At the time of this review, the destruction-based multiplayer mode was unavailable to play. Despite its cartoony approach to madcap violence and destruction, the original Crackdown had little in the way of environment destruction. Crackdown 3 takes it a half step forward by giving you things to blow up during the combat engagements, such as big, bulky machinery and oil tanks. The bulk of the shooting is done against the enemies that make up the three arms of the Terra Nova corp, such as armed security agents, robots, and huge piloted mech suits. Weapons, from pistols and singularity grenades to rocket launchers and plasma rifles, are collected by picking them up from the dead or special terminals. Any weapon you collect is automatically saved to your arsenal that can be switched out by taking over supply points which double as respawn zones if you die. Crackdown 3 gets a bit more technical with its weapon types, making certain enemies more susceptible to specific guns, forcing you to strategize your loadouts a little bit.

In the end, Crackdown 3 isn’t a bad game. It’s just... fine. It’s largely inoffensive, the combat is generally OK, the driving is harmlessly average. Graphically, the game looks alright and retains the finely cel-shaded look adopted by the 2005 game. It’s a fun enough to spend a couple hours with at any given time, be it hunting orbs or taking down Terra Nova facilities. I imagine it’d be even better with friends, being one of those games that’s fun to meet up and just goof around for a little bit. The thing is, though, Crackdown 3 feels stuck in 2005. Hero-based open world games, like Spider-Man, Just Cause, hell, even Skyrim and Grand Theft Auto, have either pushed the genre further in their own ways or made playing around in sandboxes fun, fast, and thrilling. Crackdown 3 isn’t bad, it just drives aggressively down the middle of the road.

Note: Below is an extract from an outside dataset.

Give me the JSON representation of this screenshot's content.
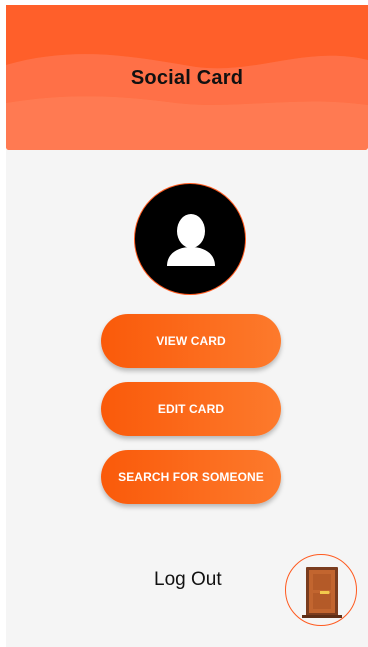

Librarian by day, Darkstation review editor by night. I've been playing video games since the days of the Commodore 64 and I have no interest in stopping now that I've made it this far.